[3] In 1977 Woodstock filed a declaratory judgment action against Smiths in the Circuit Court of Cook County, Illinois, essentially presenting the obverse side of the coin represented by Smiths' lawsuits in California and in this Court. Because that state court action is still pending it has no effect on the motion now under consideration here (there is no provision in the Rules corresponding to Illinois' Civil Practice Act § 48(1) (g), which mandates dismissal if "there is another action pending between the same parties for the same cause").

[4] It is not for this Court to rule on the propriety of granting or denying such leave to amend in California. That issue is about to be presented to the Court of Appeals there.

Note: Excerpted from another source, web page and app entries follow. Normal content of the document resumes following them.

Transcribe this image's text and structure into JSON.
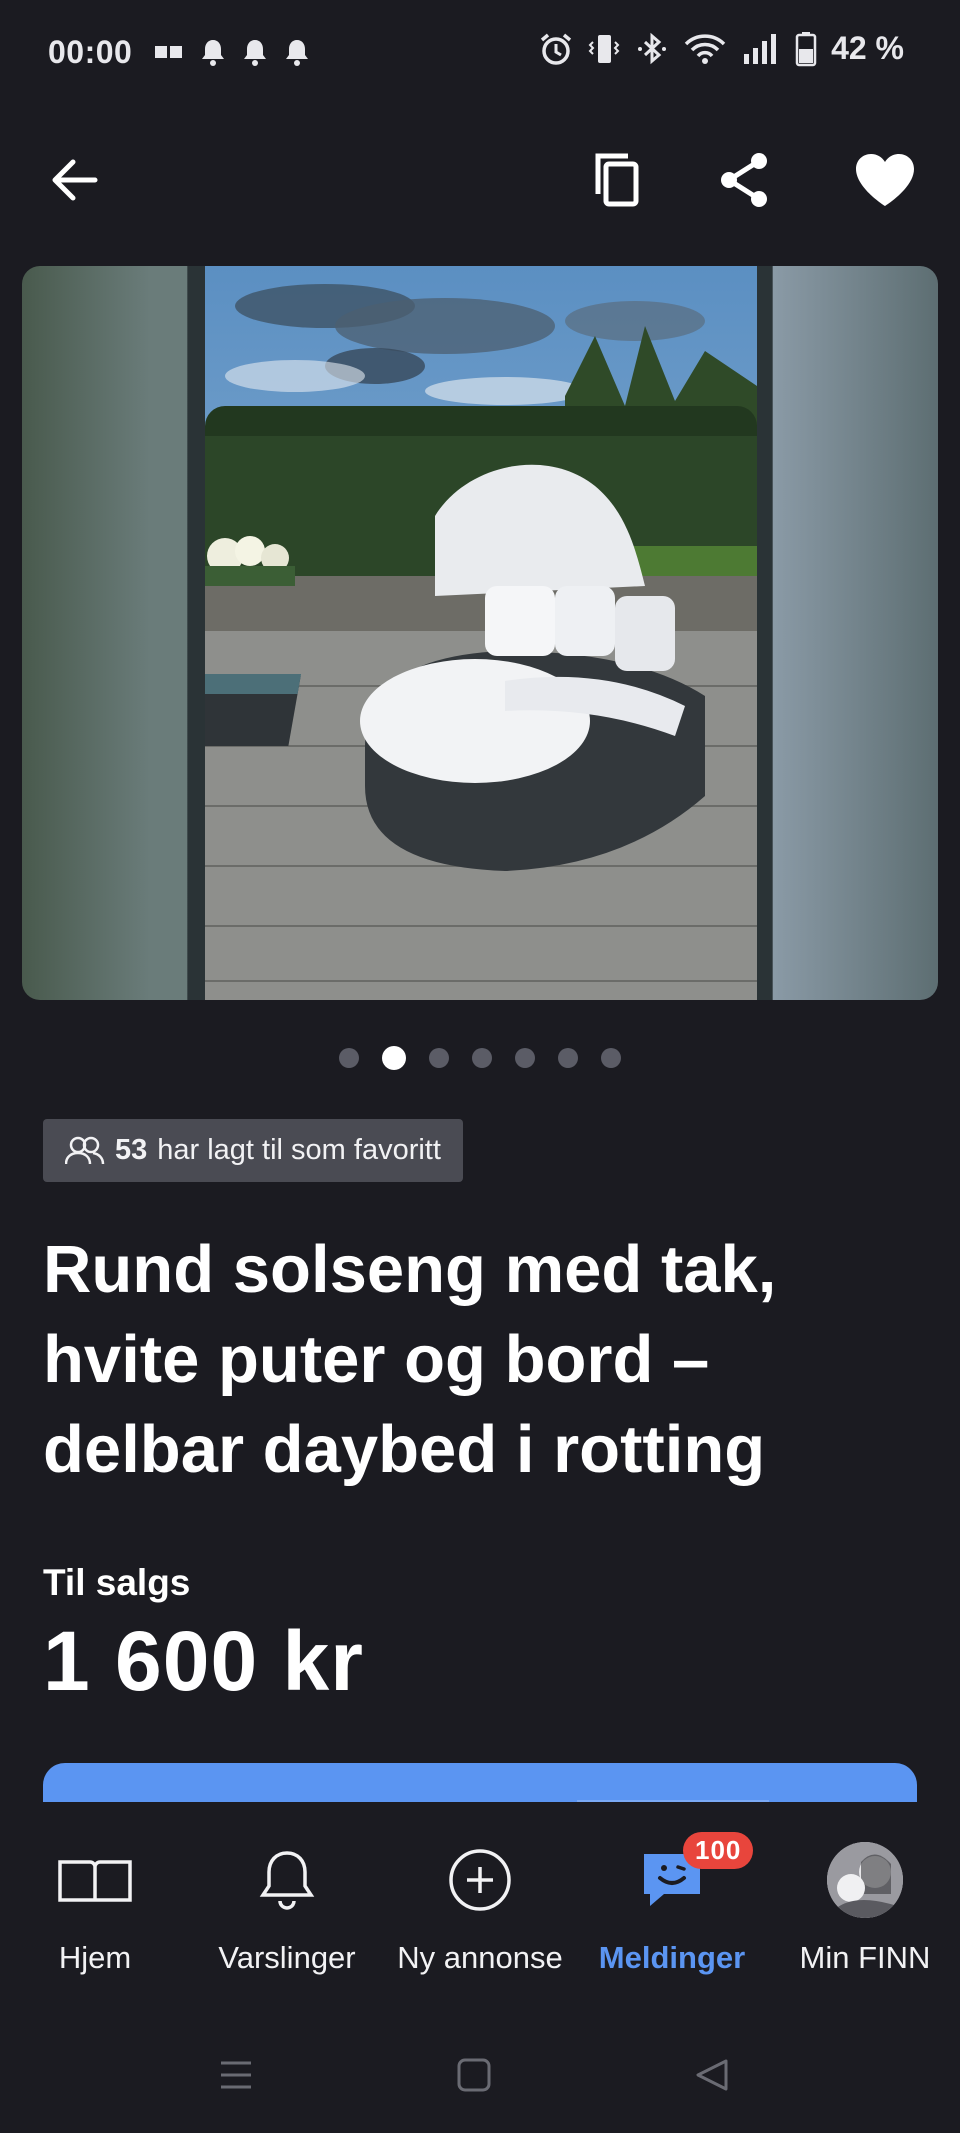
{
  "status_bar": {
    "time": "00:00",
    "battery_percent": "42 %",
    "left_icons": [
      "sim-icon",
      "notification-bell-icon",
      "notification-bell-icon",
      "notification-bell-icon"
    ],
    "right_icons": [
      "alarm-icon",
      "vibrate-icon",
      "bluetooth-icon",
      "wifi-icon",
      "signal-icon",
      "battery-icon"
    ]
  },
  "top_bar": {
    "icons": [
      "back-arrow-icon",
      "copy-icon",
      "share-icon",
      "favorite-heart-icon"
    ]
  },
  "gallery": {
    "image_count": 7,
    "active_index": 1
  },
  "listing": {
    "favorites_count": "53",
    "favorites_text": "har lagt til som favoritt",
    "title": "Rund solseng med tak, hvite puter og bord – delbar daybed i rotting",
    "sale_label": "Til salgs",
    "price": "1 600 kr"
  },
  "bottom_nav": {
    "items": [
      {
        "label": "Hjem",
        "icon": "book-icon"
      },
      {
        "label": "Varslinger",
        "icon": "bell-icon"
      },
      {
        "label": "Ny annonse",
        "icon": "plus-circle-icon"
      },
      {
        "label": "Meldinger",
        "icon": "chat-icon",
        "badge": "100",
        "active": true
      },
      {
        "label": "Min FINN",
        "icon": "avatar"
      }
    ]
  },
  "colors": {
    "background": "#1b1b21",
    "accent": "#5b95f2",
    "badge": "#e8453c"
  }
}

[5] Because there is complete diversity between Smiths and the defendants in the California action, this Court need not deal with the conceptually more difficult question whether solely pendent claims are claims that "could have been raised" for res judicata purposes where the supporting federal causes of action have assertedly been disposed of for failure to state a claim. Compare Harper Plastics, at 945-946, with Daniels v. All Steel Equipment, Inc., 590 F.2d 111, 114 (5th Cir. 1979). In the present situation Smiths' alleged common law claims stand in no different position from Smiths' alleged commodities claims. Each "could have been raised" in the California action. Each is therefore barred by res judicata. Smiths' failure to assert the common law claims in a form the California court would have recognized it had jurisdiction over, and would therefore consider on the merits, is no different from Smiths' failure to raise the claim at all in the first action. Either such failure would be fatal under res judicata principles.

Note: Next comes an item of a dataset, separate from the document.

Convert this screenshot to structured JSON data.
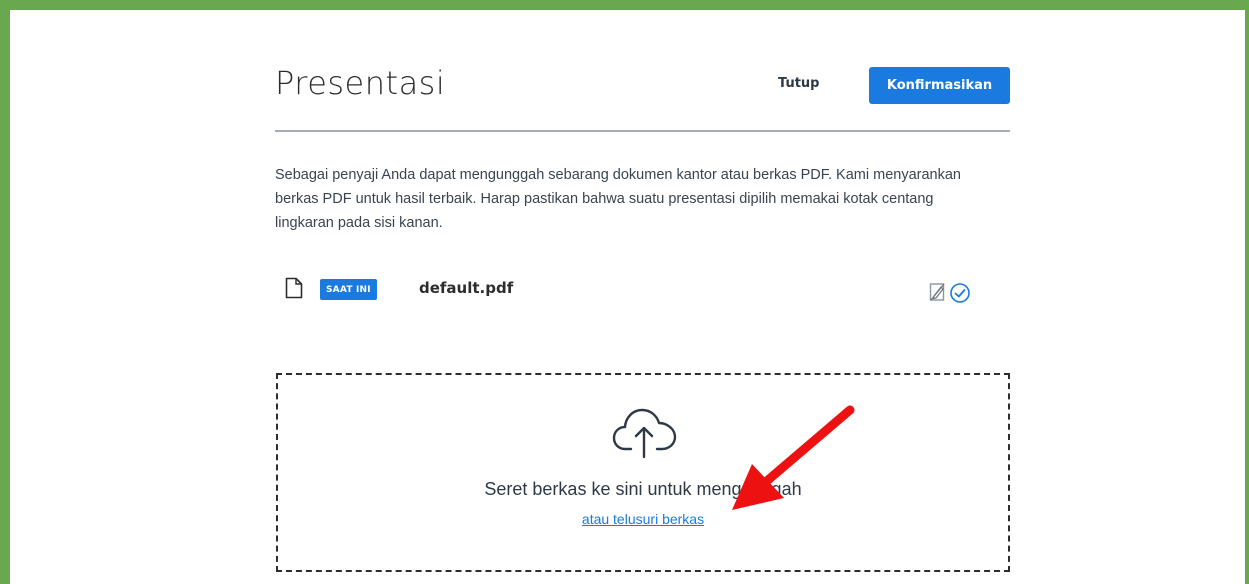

[6] Smiths raise another "public policy" argument for the non-dismissal of the Commodity Exchange Act claims, on the theory that this Court would have to consider the common law counts anyway (this is essentially the "might as well be hung for a sheep as for a lamb" theory of jurisprudence). Principles quoted in the text from Federated reject the notion of such vague "public policy" exceptions to res judicata. Dismissal of the Commodity Exchange Act claims, which could and should have been asserted in the California action, comports with the important public policy that res judicata itself serves. In any case, collapse of the common law counts on res judicata grounds carries with it the collapse of Smiths' theory.